Miami Law's Center for Ethics and Public Service selected State Attorney Katherine Fernández Rundle to receive the 10th annual William M. Hoeveler Award. The prestigious prize celebrates ethics, leadership and public service in the legal profession.
In the state attorney's honor, the law school hosted a reception and ceremony on Nov. 1 in the Alma Jennings Foundation Student Lounge.
Fernández Rundle has been the state attorney for Miami-Dade County since 1993. Before that, she spent 15 years as an assistant state attorney. She later served as chief assistant and acted as legal counsel to the Dade County grand jury, to which she presented hundreds of capital cases. Fernández Rundle also oversaw the birth of major reforms in areas such as juvenile justice and the revision of building codes after Hurricane Andrew. In addition, she helped to write and pass the Florida Punishment Code.
She is on record as wanting to share her time, influence and resources with her community. She is a founding member and vice president of Women of Tomorrow, a mentoring program that looks to inspire and motivate young at-risk high school women. Fernández Rundle is also active in important organizations such as the Children's Services Council, 5000 Role Models of Excellence, Amigos for Kids, Mothers Against Drunk Driving and Habitat for Humanity.
Fernández Rundle has been recognized nationally by numerous organizations, and was recently elected to a three-year term on the Criminal Justice Council of the Criminal Justice Section of the American Bar Association.
The Hoeveler Award was created in honor of the Honorable William M. Hoeveler, senior U.S. District Court judge, as a lifetime achievement award for a lawyer of outstanding ethics and public service.

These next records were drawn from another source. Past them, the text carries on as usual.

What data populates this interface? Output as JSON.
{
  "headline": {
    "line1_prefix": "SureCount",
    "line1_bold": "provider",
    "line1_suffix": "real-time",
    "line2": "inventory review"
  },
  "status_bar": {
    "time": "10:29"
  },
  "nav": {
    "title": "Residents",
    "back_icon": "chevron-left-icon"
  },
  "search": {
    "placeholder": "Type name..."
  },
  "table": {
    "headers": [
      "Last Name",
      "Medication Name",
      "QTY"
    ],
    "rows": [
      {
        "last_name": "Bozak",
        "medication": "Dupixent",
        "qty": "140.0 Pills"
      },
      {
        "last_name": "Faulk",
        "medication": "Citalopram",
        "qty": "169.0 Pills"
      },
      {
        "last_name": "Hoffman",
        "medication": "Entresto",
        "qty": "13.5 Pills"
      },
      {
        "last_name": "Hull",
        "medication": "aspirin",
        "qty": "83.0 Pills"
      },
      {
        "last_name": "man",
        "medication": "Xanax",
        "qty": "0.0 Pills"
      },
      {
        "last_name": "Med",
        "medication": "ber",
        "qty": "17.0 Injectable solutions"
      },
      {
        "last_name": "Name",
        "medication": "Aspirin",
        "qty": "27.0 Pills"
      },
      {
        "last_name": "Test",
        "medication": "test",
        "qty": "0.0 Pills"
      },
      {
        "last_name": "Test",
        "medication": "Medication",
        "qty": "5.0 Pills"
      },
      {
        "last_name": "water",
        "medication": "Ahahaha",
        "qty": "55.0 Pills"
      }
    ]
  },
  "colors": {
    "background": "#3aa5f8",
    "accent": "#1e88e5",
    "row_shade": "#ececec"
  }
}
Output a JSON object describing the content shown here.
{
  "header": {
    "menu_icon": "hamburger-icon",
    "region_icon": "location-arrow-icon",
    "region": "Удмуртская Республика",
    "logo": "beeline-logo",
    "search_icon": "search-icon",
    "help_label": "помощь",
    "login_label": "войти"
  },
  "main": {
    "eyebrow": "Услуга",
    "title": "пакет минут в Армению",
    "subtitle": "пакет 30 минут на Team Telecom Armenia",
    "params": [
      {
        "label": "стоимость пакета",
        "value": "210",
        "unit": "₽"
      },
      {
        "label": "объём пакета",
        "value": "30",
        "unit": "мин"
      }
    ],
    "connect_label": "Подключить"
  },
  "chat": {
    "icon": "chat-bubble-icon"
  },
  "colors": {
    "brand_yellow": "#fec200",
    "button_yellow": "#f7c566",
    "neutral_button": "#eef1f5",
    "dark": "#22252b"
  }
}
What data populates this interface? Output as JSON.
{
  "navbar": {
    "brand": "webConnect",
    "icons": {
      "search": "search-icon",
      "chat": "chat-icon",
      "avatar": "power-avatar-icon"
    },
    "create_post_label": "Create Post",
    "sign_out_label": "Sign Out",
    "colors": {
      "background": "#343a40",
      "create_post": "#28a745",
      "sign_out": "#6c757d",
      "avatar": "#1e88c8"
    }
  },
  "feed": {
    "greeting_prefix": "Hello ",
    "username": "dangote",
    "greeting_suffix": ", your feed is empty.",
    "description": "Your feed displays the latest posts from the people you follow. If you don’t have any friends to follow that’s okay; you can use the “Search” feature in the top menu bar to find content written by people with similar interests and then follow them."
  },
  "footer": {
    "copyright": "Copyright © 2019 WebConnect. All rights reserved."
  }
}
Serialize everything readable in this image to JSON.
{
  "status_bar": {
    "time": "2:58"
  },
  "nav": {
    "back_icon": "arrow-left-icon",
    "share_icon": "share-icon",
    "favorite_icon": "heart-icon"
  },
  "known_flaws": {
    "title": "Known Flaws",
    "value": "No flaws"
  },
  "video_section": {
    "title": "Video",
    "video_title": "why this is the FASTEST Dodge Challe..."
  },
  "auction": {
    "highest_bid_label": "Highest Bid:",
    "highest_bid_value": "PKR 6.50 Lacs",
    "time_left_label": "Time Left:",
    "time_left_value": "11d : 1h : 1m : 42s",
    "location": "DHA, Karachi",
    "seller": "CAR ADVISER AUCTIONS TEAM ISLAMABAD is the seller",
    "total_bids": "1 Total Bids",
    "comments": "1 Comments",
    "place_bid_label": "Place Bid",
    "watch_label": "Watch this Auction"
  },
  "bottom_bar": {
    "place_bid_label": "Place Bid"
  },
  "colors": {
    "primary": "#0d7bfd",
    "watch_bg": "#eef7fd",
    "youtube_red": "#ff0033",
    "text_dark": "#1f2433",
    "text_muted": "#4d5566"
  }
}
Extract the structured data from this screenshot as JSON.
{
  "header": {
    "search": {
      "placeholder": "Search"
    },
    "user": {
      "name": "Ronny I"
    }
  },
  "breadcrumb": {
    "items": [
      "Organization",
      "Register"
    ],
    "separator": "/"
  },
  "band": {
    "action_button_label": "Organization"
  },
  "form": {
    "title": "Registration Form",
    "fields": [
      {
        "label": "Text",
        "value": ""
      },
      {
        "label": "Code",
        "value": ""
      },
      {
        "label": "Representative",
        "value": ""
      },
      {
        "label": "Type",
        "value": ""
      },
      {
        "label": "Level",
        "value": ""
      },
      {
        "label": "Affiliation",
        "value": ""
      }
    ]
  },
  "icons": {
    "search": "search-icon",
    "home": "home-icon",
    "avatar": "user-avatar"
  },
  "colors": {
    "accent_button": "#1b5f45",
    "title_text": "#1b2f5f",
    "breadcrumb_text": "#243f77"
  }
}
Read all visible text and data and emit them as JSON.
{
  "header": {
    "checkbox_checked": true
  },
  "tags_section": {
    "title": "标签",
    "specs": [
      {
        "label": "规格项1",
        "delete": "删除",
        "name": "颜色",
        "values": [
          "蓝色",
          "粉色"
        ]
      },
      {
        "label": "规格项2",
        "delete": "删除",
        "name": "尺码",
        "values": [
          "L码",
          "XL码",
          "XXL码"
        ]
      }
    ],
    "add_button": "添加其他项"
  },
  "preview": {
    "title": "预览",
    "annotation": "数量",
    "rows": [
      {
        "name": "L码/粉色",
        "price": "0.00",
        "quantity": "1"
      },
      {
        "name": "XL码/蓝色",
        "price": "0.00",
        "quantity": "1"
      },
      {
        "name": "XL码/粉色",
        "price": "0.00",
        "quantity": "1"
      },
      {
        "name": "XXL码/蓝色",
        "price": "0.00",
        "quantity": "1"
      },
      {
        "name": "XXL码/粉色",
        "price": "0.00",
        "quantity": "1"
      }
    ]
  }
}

Previous recipients include Daniel S. Pearson, Walter H. Beckham Jr., Judge Rosemary Barkett, Janet Reno, Judge Peter Fay, Judge Mario Goderich, Judge Donald Graham and Judge Joseph Hatchett.